YOUR OBJECTIVE:
Go through the material line by line and copy each one with the word "Source".
□ □ □ □
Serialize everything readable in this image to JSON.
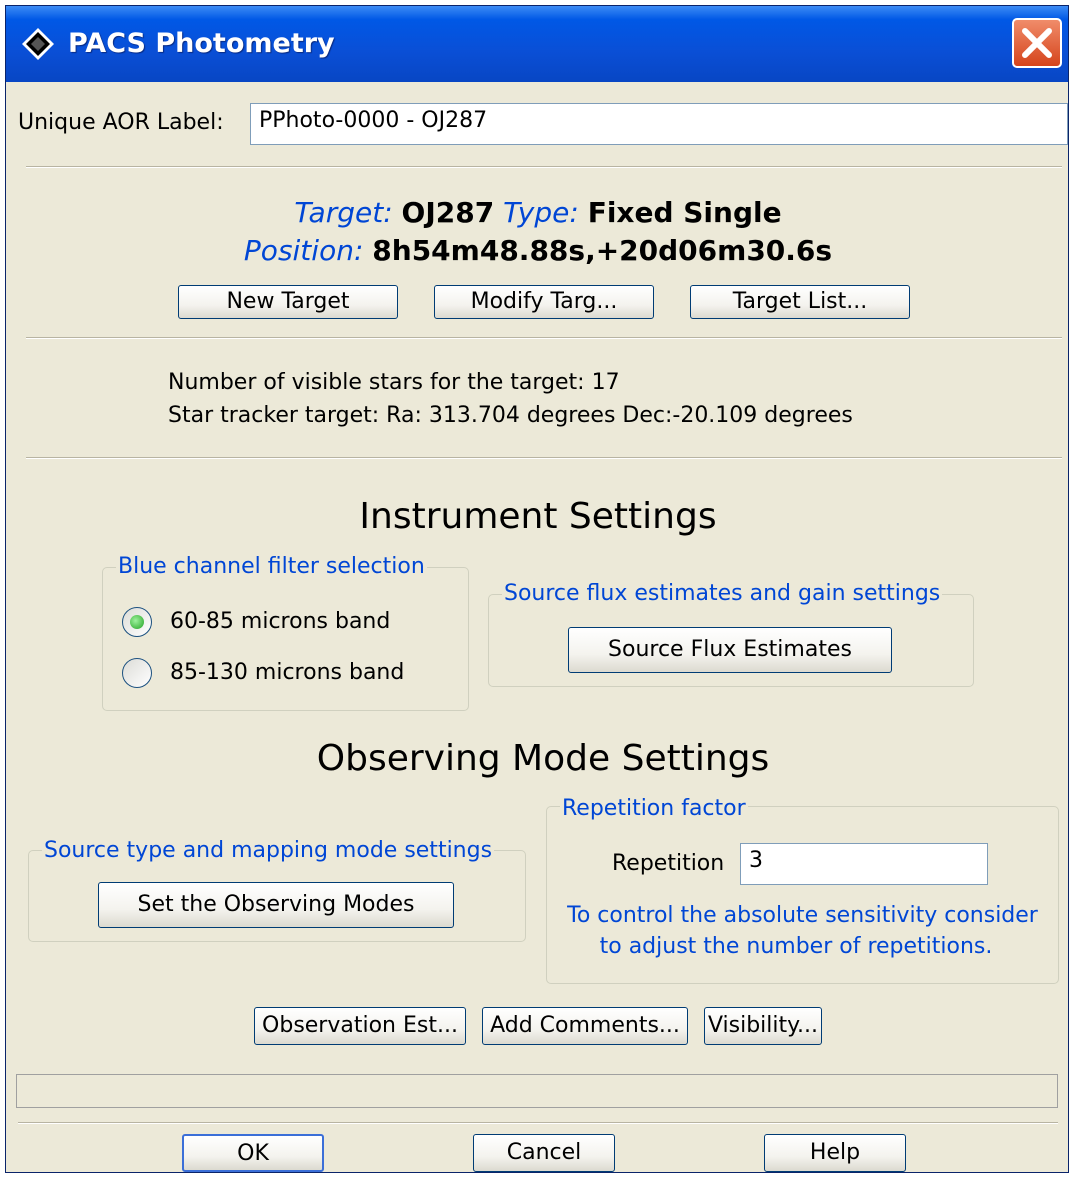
{
  "window": {
    "title": "PACS Photometry",
    "close_icon": "close-icon"
  },
  "aor": {
    "label": "Unique AOR Label:",
    "value": "PPhoto-0000 - OJ287"
  },
  "target": {
    "target_label": "Target:",
    "target_value": "OJ287",
    "type_label": "Type:",
    "type_value": "Fixed Single",
    "position_label": "Position:",
    "position_value": "8h54m48.88s,+20d06m30.6s",
    "buttons": [
      "New Target",
      "Modify Targ...",
      "Target List..."
    ]
  },
  "stars": {
    "line1": "Number of visible stars for the target: 17",
    "line2": "Star tracker target: Ra: 313.704 degrees Dec:-20.109 degrees"
  },
  "instrument": {
    "heading": "Instrument Settings",
    "filter_group": {
      "legend": "Blue channel filter selection",
      "options": [
        {
          "label": "60-85 microns band",
          "selected": true
        },
        {
          "label": "85-130 microns band",
          "selected": false
        }
      ]
    },
    "flux_group": {
      "legend": "Source flux estimates and gain settings",
      "button": "Source Flux Estimates"
    }
  },
  "observing": {
    "heading": "Observing Mode Settings",
    "mode_group": {
      "legend": "Source type and mapping mode settings",
      "button": "Set the Observing Modes"
    },
    "repetition_group": {
      "legend": "Repetition factor",
      "label": "Repetition",
      "value": "3",
      "note_line1": "To control the absolute sensitivity consider",
      "note_line2": "to adjust the number of repetitions."
    }
  },
  "actions": [
    "Observation Est...",
    "Add Comments...",
    "Visibility..."
  ],
  "footer": {
    "ok": "OK",
    "cancel": "Cancel",
    "help": "Help"
  },
  "colors": {
    "accent_blue": "#0046d5",
    "titlebar": "#0a4fd6",
    "window_bg": "#ece9d8",
    "radio_selected": "#21a121"
  }
}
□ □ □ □
ANSWER TO THIS EXERCISE:
      "legend": "Source flux estimates and gain settings",
      "button": "Source Flux Estimates"
      "legend": "Source type and mapping mode settings",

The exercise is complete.